Good Condo Board Practices

October 2017

Being a condo director generally means more time and involvement than most board members expect to give.  This, combined with the challenges of condo management, can lead to dysfunction at the board level.

Condo directors that accept a few basics of condo board management are likely to serve more effectively in their volunteer role.

Conscientious directors recognize that when a resident presents an issue to the board, they generally think of how it will affect them personally and their suite.  When a board reviews the issue it should be evaluated on a building-wide level.

Condo board meetings are not supposed to be harmonious.  This is where issues need to be evaluated and decisions made.  This should be a high-stress environment with all participants working together to improve the status quo.

An effective board is able to analyze and decide on items as they come up.  Decisions should not be avoided.  Directors should recognize that failure to make a decision is a decision for the status quo which can have significant implications.

Good condo boards provide an environment for spirited discussion.  When the time for discussion is over, condo boards are expected to decide based on a vote.  Such votes are rarely unanimous.

Signs of problems with the Condo Board

  • Communications between board members and owners go astray. Board members may stop responding to major issues if they are unyielding and have a personal perspective.
  • Board members fail to attend scheduled meetings and don’t respond to e-mails.
  • Increased volume of e-mails and phone calls from owners, and more commentary, is a general sign of owner frustration.
  • A board unwilling to respond to owner questions and concerns.
  • Meeting agendas are relatively consistent and do not change to reflect current matters.
  • The same issues are addressed at multiple board meetings. The board may be unable or willing to make decisions or deal with problems.  It may be ignoring repeated repair requests until a problem worsens or an unwillingness to support change when analysis suggests it is right for the condo corporation.

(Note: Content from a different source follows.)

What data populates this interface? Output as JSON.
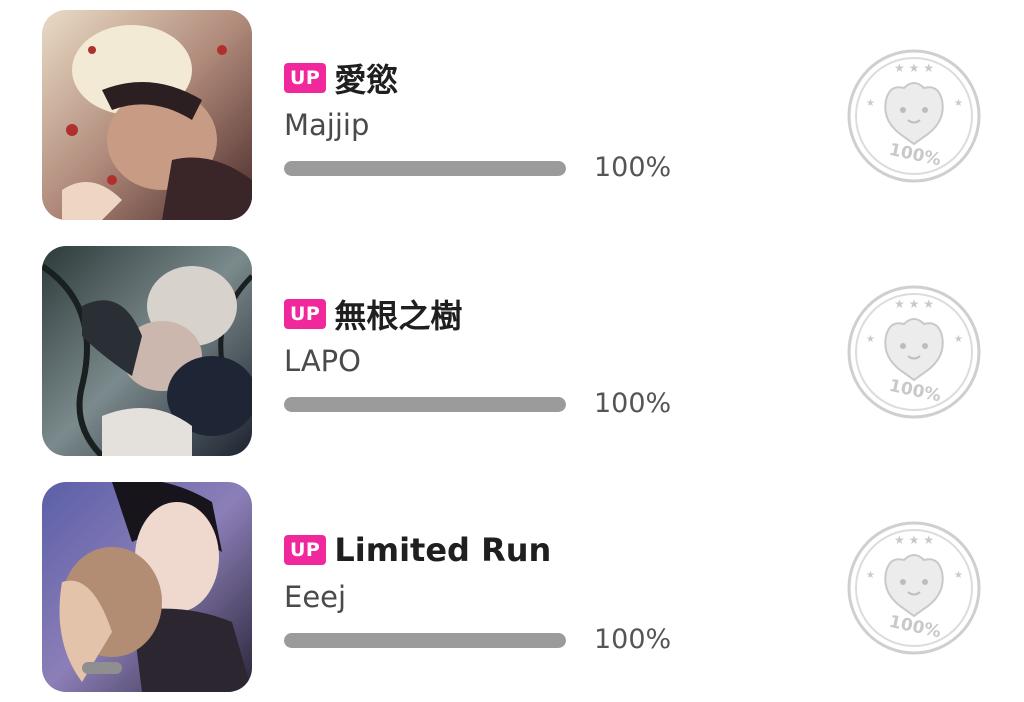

When condo boards and owners are in opposition to each other, a good board will take the high road.  They will seek and follow professional advice.  They will point condo owners to this advice and their own condo documents in support of their decisions.

Most problems can be resolved through a combination of transparency and communication so long as condo directors have a sincere desire to work for their corporation.